Dataset rows for apps and sites:

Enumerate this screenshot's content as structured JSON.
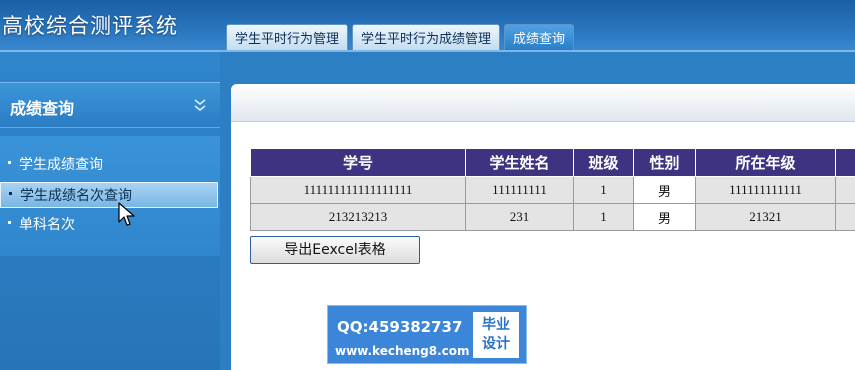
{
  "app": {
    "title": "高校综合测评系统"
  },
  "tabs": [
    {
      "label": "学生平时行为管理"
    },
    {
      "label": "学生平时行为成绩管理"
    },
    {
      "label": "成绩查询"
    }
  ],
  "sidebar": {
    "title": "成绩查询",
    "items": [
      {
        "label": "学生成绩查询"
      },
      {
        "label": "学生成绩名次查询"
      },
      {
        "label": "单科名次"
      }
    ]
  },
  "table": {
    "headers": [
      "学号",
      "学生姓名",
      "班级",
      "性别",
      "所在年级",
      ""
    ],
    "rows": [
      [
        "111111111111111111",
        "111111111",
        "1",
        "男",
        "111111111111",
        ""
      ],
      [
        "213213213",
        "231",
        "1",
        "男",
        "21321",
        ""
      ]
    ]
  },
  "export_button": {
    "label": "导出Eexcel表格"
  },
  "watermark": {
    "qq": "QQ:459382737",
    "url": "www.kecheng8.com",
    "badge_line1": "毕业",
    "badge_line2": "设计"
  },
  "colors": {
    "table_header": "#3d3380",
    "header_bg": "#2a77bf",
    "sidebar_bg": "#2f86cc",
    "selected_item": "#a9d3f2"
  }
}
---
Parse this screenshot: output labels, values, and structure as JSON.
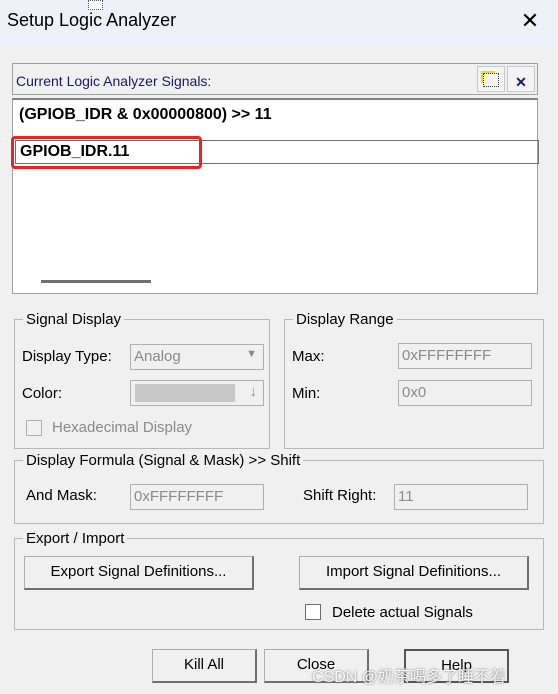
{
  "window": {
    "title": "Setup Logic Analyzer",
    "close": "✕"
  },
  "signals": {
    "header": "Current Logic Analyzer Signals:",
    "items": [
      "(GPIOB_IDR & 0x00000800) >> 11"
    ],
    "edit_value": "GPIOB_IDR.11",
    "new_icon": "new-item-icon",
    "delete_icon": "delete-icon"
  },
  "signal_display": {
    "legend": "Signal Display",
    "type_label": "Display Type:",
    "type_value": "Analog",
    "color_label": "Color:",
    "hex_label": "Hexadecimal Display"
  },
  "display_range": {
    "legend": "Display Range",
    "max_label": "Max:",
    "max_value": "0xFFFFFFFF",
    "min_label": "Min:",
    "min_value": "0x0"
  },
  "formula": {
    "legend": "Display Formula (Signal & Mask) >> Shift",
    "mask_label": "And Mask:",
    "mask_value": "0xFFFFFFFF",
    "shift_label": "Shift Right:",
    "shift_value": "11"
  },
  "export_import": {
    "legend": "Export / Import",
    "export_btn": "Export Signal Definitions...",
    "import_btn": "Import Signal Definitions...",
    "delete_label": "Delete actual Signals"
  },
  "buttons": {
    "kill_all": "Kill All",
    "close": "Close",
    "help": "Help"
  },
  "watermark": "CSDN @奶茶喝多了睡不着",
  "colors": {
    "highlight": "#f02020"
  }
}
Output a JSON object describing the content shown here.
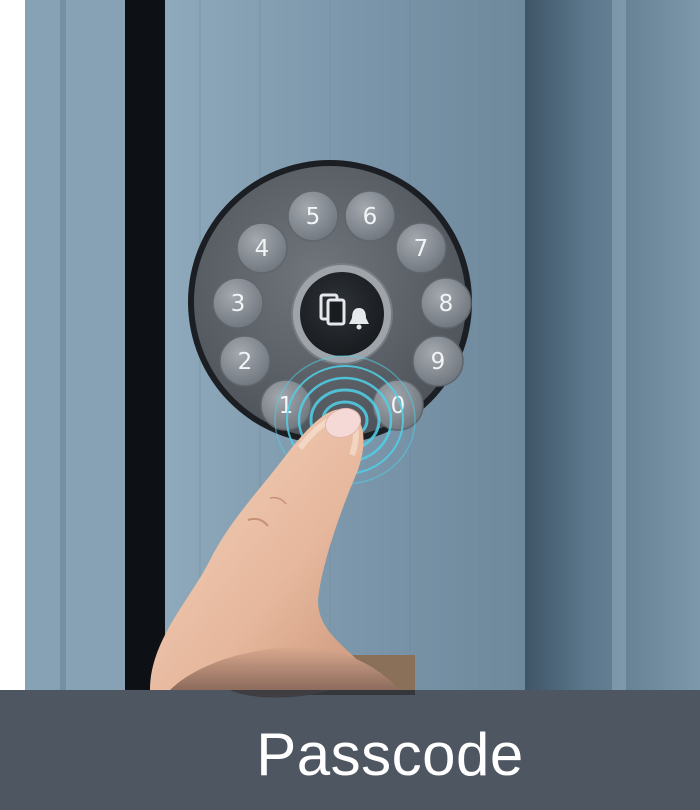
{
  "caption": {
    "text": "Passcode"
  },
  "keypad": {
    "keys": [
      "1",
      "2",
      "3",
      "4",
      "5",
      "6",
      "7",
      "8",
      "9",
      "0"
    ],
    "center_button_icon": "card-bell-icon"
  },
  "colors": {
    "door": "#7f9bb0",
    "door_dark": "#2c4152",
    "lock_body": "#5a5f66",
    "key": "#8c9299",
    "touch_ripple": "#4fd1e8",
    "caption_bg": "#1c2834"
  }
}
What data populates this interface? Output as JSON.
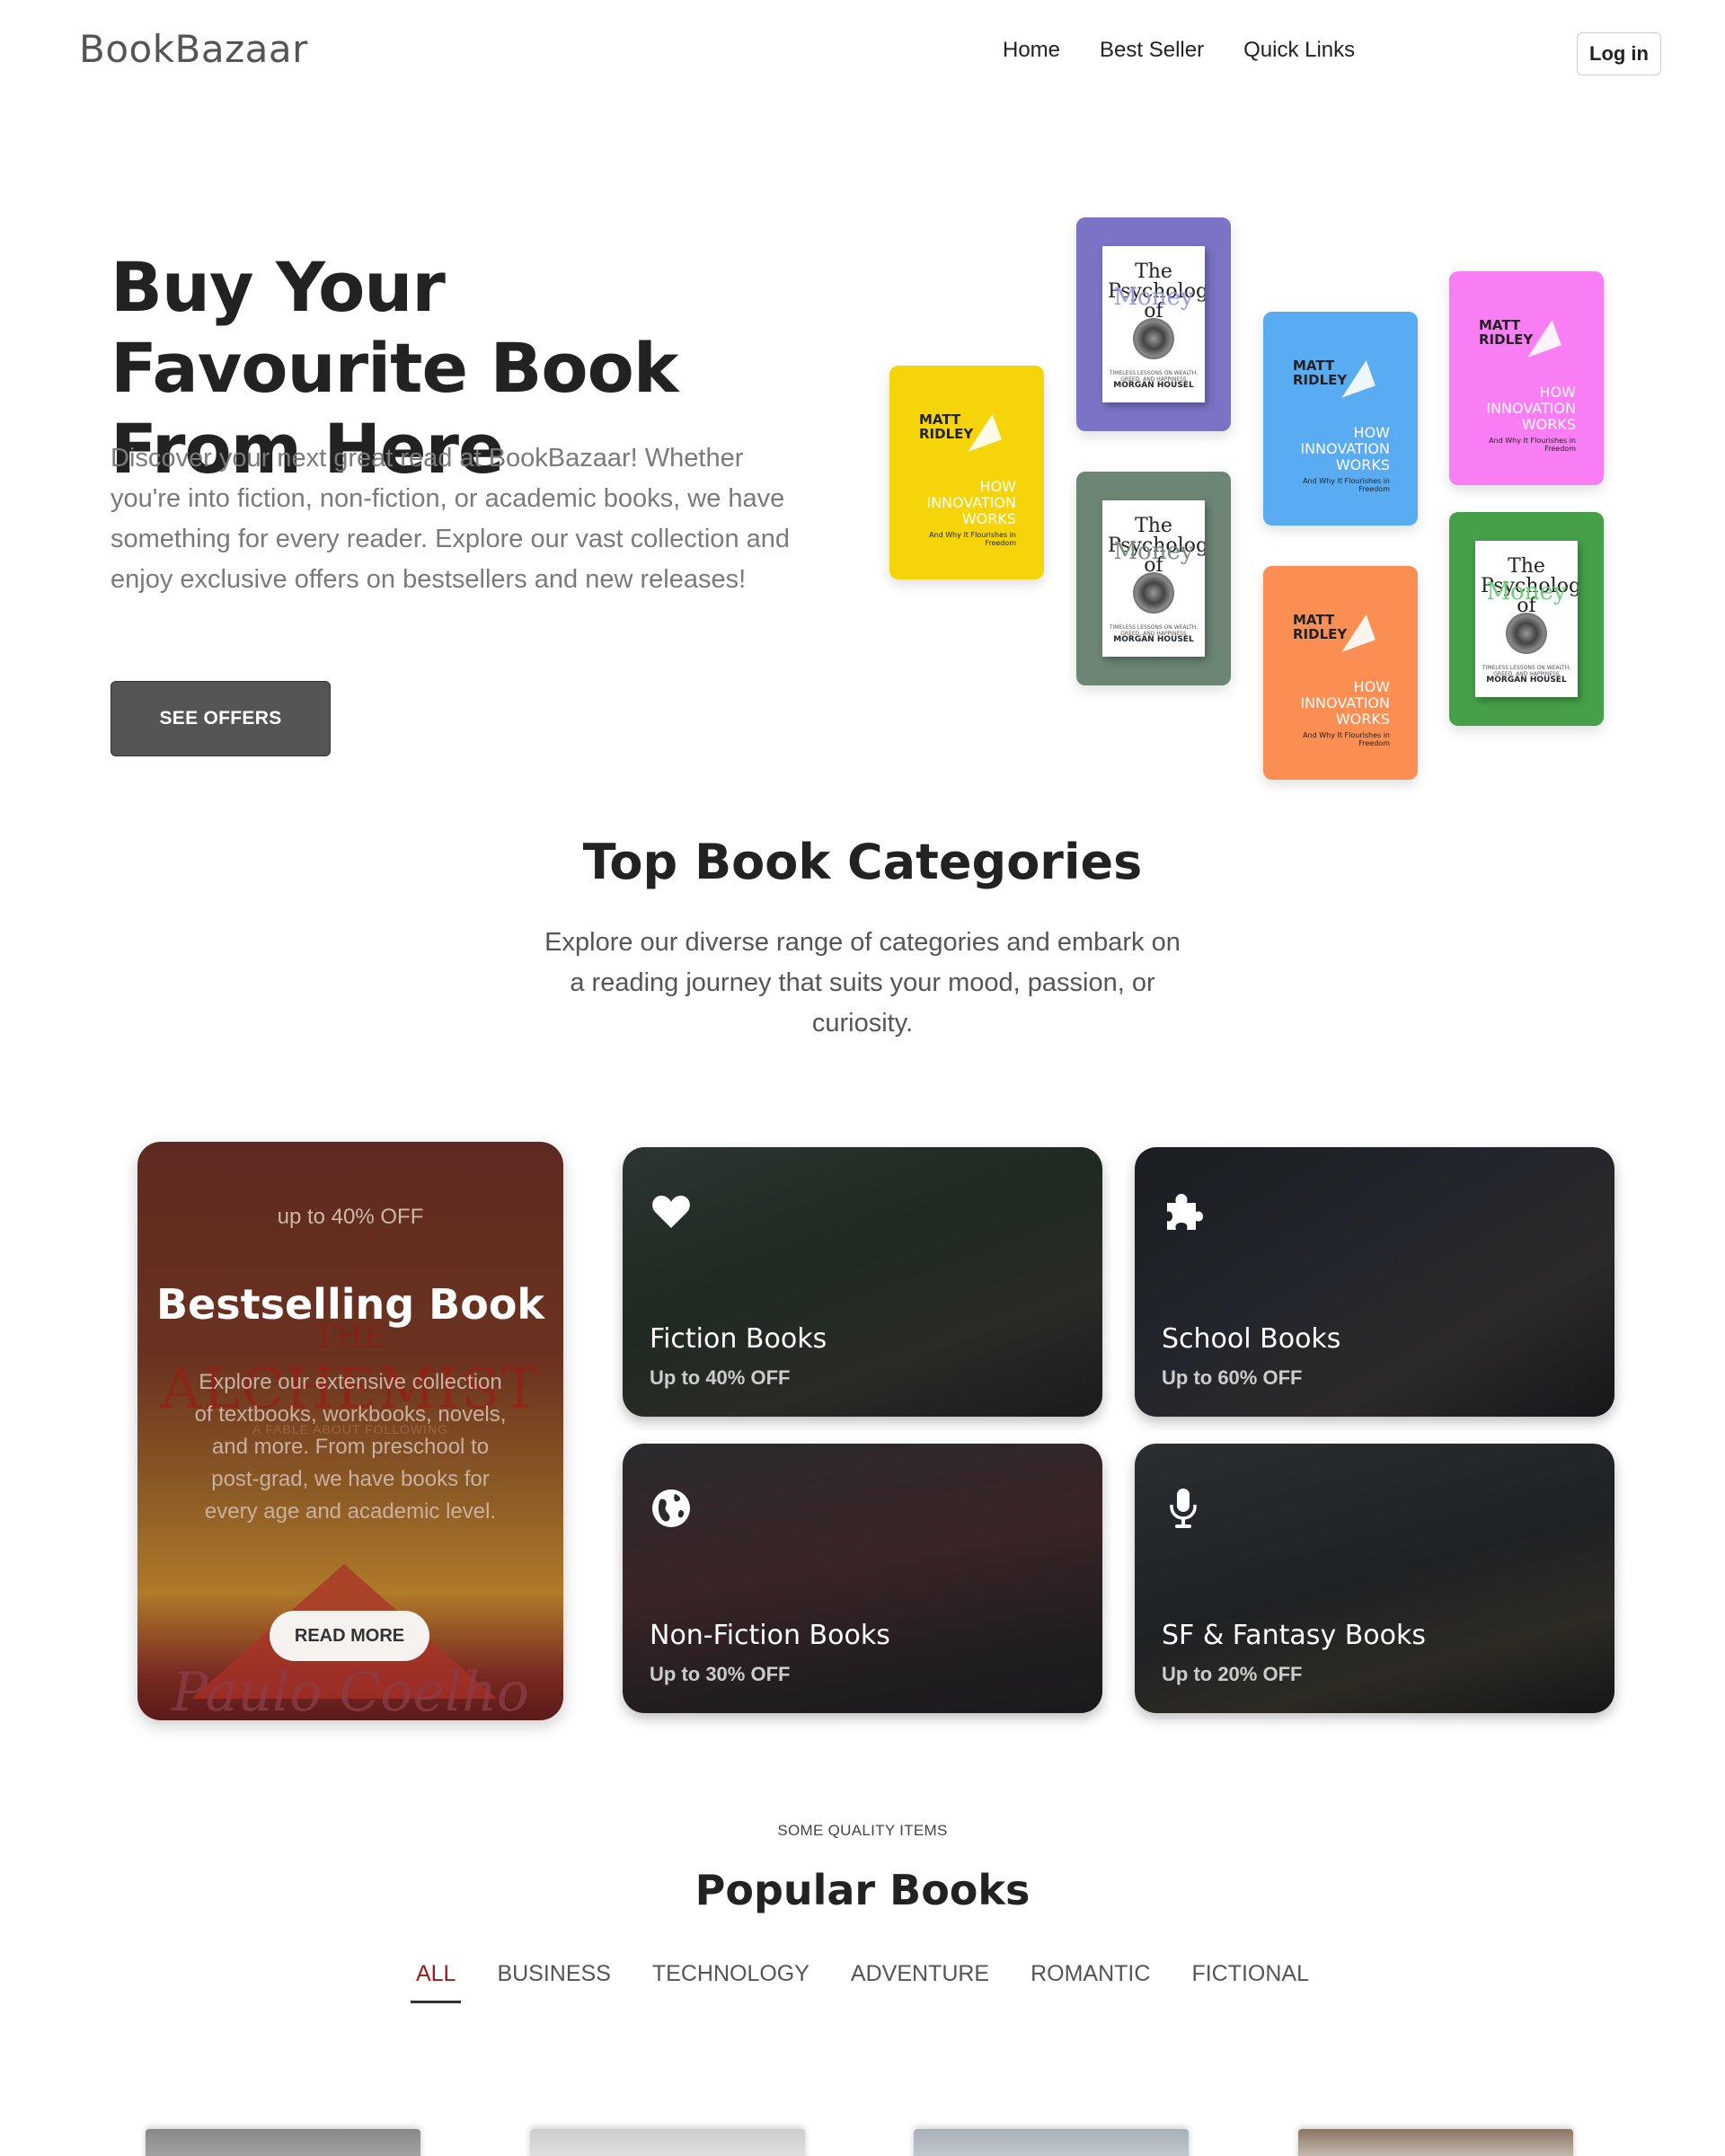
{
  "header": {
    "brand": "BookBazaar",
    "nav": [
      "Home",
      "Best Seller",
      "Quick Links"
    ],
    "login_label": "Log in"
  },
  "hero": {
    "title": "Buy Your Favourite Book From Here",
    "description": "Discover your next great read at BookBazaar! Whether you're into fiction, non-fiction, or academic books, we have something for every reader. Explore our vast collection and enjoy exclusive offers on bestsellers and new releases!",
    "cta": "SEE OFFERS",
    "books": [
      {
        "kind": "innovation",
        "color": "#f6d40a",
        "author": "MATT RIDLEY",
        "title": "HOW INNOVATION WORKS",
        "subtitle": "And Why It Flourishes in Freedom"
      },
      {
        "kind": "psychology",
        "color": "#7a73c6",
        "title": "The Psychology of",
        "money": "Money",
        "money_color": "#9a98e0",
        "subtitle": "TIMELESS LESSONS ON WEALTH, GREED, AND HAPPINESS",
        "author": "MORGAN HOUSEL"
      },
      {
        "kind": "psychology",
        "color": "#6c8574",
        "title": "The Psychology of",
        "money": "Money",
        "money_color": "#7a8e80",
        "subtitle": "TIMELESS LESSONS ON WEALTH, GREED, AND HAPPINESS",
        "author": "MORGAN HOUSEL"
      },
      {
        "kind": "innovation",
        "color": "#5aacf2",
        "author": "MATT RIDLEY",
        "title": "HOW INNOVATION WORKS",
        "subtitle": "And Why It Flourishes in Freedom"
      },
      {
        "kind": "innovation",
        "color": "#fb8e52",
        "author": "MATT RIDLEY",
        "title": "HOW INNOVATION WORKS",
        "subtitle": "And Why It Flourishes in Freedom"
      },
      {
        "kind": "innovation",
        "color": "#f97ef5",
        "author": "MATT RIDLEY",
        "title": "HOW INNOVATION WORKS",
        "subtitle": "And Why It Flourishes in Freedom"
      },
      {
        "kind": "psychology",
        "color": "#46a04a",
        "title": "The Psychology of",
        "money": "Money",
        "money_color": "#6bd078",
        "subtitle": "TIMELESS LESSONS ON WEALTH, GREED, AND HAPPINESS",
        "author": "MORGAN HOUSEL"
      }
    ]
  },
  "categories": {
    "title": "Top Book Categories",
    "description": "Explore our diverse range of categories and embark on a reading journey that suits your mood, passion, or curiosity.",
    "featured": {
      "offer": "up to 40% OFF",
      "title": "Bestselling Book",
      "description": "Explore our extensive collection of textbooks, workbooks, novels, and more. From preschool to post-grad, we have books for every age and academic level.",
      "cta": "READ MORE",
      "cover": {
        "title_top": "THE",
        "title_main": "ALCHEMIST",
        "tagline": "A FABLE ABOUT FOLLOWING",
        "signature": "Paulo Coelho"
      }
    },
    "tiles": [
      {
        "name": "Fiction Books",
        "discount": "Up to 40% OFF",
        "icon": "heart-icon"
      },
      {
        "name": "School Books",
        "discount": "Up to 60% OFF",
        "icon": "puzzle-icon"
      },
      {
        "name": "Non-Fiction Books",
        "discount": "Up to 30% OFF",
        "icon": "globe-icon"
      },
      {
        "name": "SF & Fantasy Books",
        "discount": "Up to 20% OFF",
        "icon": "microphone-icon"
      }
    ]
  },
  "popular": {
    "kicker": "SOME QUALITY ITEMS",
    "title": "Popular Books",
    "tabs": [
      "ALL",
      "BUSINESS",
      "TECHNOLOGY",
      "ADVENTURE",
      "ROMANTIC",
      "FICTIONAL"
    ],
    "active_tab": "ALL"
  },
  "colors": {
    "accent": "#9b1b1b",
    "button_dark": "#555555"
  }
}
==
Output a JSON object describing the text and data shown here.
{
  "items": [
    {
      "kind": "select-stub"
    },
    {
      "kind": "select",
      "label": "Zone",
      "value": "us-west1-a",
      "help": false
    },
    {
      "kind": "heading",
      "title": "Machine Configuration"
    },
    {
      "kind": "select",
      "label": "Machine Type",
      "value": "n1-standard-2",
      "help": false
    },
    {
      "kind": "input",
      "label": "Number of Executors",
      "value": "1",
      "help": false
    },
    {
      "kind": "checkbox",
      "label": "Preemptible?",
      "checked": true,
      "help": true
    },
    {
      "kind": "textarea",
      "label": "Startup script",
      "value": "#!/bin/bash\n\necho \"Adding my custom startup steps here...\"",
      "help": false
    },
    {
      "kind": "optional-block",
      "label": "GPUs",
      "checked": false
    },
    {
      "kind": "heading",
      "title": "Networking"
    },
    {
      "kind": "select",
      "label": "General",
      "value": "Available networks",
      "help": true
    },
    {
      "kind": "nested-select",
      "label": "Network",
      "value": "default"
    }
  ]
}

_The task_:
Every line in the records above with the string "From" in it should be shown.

_Task solution_:
    "title": "Buy Your Favourite Book From Here",
      "description": "Explore our extensive collection of textbooks, workbooks, novels, and more. From preschool to post-grad, we have books for every age and academic level.",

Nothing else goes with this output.